Currently, a veteran who wants to use education benefits visits the VA GI Bill Web site (, fills out an application -- on line or in hard copy -- and submits it to the VA.

Although most applications arrive electronically, an individual VA processor still must check the information submitted to verify eligibility and approve payment.

That will remain the process when the new GI Bill begins although the new benefit is more complex. Under the Montgomery GI Bill, now two decades old, veterans get a flat-rate monthly benefit regardless of the school they attend. If tuition is low, the veteran pockets the difference. If tuition is higher than MGIB payments, the veteran must pay the difference.

"From our perspective it is pretty simple to administer," Wilson said. "This (new) program has a lot more variables and each payment amount going out in support of a veteran will be unique to that veteran."

Tuition and fees will be paid directly to schools based on what they charge for the courses chosen. A housing allowance based on location and a $1000-a-year stipend for books and supplies will be paid directly to students.

"So instead of having a one-size-fits-all benefit, we are tailoring the benefit payment to the individual's actual cost of education," Wilson said.

The added complexity inspired the VA to accelerate its plan to fully automate the processing of benefits. Officials initially concluded the necessary expertise wasn't available in-house, so they would have to find a contractor. This month that too was deemed too risky for an Aug. 1 start.

Wilson said the staff expansion needed to execute the new benefit using existing practices "won't be anywhere near" as high as the 800 estimate given to Congress earlier. But a revised estimate wasn't available.

Enough staff will be hired and trained, Wilson promised, so the average time to process a GI Bill application will not exceed the current wait of 19 days for MGIB users. With an automated system, he said, the goal will be 10 days and most applications would be processed and approved in a day.

Filner said he wants to have another hearing on the issue in November if Congress returns for a lame-duck session after the election.

To comment, e-mail, write to Military Update, P.O. Box 231111, Centreville, VA, 20120-1111 or visit
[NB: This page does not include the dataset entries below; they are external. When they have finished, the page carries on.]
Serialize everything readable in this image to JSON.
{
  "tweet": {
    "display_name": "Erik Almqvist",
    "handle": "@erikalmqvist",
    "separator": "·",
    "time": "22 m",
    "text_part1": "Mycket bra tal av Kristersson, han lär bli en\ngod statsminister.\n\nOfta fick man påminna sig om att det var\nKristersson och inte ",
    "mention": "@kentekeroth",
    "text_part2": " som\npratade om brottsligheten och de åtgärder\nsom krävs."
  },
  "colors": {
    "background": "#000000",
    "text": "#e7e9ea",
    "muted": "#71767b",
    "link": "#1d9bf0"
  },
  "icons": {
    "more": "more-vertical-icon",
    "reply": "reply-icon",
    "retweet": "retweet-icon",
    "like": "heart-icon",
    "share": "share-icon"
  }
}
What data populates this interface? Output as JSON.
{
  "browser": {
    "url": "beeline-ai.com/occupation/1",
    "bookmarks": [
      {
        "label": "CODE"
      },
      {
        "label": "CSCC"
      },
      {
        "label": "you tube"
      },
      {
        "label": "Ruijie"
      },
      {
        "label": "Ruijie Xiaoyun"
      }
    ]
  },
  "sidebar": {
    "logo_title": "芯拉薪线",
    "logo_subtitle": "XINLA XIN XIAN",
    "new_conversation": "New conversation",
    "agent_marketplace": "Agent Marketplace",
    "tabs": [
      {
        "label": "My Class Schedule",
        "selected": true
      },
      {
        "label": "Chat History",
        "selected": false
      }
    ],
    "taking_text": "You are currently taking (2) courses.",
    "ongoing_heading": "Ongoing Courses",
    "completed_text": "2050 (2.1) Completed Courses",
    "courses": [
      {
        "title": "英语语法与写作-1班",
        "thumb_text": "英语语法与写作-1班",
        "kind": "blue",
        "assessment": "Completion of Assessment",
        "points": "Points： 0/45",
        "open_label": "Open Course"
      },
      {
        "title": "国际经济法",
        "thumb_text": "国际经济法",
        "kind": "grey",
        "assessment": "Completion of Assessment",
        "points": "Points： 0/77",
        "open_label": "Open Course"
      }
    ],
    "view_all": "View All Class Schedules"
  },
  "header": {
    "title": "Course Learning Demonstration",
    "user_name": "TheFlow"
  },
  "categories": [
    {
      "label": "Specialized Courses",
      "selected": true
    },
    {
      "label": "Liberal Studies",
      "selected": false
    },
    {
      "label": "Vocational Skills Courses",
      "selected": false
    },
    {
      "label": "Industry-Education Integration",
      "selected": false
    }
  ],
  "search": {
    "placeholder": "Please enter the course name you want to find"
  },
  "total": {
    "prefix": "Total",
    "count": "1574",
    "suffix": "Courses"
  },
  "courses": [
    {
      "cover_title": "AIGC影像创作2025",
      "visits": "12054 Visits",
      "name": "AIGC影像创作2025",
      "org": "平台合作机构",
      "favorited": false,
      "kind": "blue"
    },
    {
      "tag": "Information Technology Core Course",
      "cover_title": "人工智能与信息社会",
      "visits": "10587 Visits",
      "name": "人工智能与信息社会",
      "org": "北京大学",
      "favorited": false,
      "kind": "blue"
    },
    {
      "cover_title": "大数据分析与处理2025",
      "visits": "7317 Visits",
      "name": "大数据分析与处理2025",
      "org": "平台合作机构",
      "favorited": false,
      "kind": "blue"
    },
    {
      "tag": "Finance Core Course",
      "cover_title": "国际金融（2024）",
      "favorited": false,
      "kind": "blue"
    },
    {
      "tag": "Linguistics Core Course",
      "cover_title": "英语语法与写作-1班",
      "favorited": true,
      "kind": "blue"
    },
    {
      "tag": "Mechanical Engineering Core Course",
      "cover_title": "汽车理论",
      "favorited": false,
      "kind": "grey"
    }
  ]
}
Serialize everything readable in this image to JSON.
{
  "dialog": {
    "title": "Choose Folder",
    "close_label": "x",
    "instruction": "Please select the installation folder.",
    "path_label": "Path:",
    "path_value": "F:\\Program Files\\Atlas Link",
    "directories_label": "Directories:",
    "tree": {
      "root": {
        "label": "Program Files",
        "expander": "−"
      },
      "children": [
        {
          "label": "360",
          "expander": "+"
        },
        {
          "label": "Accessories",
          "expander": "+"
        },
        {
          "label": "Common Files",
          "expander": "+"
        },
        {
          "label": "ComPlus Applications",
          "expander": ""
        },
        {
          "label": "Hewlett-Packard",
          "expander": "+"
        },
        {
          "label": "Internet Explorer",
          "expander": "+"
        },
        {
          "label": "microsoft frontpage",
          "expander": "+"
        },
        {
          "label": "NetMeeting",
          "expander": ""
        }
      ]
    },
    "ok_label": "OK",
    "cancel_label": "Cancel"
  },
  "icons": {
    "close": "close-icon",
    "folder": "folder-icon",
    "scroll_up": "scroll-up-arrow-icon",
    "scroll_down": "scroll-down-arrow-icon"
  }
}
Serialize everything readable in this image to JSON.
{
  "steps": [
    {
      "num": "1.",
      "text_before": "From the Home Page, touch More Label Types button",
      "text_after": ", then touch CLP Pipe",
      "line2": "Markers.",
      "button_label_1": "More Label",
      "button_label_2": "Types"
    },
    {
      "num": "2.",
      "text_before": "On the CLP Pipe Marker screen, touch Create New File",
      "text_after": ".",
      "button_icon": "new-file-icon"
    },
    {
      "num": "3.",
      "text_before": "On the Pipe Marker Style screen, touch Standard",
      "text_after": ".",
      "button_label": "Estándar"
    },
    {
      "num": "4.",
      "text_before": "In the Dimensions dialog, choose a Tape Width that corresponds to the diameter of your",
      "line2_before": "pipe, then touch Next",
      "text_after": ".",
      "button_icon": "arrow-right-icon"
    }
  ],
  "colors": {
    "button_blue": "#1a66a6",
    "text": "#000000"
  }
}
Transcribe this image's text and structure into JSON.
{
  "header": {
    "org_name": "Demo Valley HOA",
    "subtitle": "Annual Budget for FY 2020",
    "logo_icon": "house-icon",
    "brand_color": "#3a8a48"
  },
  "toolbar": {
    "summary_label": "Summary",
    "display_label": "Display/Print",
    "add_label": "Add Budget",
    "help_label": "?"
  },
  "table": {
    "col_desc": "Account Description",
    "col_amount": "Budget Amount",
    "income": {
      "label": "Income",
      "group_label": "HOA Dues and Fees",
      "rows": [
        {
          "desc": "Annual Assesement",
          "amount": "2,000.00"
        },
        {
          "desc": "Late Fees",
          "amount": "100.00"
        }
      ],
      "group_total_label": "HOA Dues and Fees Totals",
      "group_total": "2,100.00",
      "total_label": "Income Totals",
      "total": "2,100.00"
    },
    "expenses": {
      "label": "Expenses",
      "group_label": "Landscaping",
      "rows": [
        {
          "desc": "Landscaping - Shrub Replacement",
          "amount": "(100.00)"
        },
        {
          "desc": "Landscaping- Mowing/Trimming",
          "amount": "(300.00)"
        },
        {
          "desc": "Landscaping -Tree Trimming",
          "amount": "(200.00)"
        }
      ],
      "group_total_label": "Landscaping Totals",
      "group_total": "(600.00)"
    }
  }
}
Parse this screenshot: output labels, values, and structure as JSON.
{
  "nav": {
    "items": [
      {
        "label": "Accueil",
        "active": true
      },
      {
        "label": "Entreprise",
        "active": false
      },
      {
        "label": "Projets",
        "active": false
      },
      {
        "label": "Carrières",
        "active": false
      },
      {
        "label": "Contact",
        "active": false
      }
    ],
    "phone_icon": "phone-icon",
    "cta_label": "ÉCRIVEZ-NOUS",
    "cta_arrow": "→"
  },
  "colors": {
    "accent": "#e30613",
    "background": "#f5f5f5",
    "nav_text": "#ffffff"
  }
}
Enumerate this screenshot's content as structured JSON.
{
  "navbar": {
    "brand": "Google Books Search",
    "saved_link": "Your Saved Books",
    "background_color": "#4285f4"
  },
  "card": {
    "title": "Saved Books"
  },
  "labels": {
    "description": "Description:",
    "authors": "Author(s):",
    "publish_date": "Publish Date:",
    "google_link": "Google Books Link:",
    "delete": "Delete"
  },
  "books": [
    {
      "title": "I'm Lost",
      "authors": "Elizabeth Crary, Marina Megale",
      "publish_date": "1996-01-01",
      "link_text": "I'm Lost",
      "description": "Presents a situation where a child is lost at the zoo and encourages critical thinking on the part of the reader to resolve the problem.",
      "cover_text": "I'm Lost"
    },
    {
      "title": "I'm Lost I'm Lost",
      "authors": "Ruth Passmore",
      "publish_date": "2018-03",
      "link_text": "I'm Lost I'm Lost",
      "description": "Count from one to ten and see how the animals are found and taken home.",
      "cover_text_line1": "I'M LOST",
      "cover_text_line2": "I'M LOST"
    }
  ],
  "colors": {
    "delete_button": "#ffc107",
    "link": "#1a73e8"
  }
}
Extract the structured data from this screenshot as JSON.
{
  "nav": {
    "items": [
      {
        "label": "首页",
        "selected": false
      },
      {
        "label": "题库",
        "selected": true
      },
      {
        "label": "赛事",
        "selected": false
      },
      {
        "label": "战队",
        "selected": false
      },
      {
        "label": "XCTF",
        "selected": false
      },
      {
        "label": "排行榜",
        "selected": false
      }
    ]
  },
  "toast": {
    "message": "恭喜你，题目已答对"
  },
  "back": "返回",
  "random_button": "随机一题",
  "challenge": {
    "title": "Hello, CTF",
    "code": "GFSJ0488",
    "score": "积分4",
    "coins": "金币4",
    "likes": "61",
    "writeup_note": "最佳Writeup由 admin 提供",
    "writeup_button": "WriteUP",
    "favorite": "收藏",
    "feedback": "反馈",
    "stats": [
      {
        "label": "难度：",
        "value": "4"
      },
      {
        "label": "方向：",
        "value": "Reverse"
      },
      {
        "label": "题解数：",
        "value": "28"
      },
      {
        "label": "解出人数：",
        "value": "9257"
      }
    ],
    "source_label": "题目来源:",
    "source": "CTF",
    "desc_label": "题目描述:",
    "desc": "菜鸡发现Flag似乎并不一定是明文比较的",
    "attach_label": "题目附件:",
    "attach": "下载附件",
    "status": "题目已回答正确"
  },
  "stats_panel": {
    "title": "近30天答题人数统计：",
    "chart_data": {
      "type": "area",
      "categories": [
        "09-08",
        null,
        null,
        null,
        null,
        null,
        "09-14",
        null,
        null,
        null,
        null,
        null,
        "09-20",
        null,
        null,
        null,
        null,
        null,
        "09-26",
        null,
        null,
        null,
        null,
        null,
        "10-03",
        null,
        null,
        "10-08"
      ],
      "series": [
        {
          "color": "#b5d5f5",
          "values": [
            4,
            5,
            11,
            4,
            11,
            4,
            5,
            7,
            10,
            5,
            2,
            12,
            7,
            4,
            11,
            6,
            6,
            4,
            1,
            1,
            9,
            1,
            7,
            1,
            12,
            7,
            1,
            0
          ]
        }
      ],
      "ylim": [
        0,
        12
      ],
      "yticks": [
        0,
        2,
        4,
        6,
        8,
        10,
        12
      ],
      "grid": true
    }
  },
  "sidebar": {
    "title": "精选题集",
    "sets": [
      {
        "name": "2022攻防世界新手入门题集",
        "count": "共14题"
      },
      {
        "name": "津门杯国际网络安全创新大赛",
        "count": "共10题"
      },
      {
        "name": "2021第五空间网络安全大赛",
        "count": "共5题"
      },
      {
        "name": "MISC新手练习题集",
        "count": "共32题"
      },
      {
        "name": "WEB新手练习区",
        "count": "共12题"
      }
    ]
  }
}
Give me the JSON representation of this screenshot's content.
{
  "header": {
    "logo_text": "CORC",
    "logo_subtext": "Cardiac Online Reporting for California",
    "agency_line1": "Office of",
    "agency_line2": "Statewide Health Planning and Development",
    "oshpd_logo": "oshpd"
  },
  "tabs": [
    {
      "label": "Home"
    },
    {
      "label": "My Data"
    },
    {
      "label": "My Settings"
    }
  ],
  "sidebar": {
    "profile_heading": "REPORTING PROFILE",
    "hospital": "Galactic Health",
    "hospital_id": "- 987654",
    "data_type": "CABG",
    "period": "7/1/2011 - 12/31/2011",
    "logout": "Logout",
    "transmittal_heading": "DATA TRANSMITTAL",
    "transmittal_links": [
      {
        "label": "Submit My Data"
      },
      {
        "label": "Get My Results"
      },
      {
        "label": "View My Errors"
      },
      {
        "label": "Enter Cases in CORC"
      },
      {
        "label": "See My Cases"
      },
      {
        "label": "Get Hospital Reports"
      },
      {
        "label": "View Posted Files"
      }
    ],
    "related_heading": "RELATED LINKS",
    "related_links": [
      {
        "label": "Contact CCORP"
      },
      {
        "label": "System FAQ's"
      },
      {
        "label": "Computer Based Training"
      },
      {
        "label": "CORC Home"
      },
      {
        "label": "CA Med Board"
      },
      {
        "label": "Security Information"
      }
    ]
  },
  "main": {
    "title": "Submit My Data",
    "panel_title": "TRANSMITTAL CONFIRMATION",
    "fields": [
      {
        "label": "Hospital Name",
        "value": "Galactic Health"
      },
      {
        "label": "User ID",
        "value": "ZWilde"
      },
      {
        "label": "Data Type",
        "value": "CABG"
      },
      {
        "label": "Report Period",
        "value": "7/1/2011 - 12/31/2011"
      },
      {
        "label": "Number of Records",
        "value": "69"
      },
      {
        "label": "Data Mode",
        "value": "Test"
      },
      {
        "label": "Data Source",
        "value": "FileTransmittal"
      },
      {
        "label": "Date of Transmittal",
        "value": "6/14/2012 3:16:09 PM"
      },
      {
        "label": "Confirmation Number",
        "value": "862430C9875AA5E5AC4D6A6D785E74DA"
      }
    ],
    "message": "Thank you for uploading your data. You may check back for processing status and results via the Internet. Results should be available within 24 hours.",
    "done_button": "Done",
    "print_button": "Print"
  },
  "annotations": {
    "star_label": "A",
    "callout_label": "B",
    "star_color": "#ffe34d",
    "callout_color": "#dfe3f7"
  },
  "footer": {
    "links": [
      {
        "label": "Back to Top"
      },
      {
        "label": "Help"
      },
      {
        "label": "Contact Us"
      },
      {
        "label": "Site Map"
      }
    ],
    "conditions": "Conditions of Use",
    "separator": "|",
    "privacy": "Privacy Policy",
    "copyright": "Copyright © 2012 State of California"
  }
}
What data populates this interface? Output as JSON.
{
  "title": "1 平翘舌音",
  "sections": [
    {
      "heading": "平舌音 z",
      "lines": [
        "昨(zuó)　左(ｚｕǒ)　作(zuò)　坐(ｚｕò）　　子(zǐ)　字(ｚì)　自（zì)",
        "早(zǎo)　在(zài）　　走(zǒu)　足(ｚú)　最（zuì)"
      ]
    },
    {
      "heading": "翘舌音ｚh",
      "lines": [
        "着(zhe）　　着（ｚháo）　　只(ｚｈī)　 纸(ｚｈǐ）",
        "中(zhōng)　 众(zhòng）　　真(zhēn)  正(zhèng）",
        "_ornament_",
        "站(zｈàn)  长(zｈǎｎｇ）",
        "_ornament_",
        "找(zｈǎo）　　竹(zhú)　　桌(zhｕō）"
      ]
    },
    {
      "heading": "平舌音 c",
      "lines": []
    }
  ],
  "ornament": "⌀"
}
I hope the VA is right on this, the nations veterans deserve the benefits and they should be handled right and on time, they have been earned thru service.

Sphere: Related Content

No comments: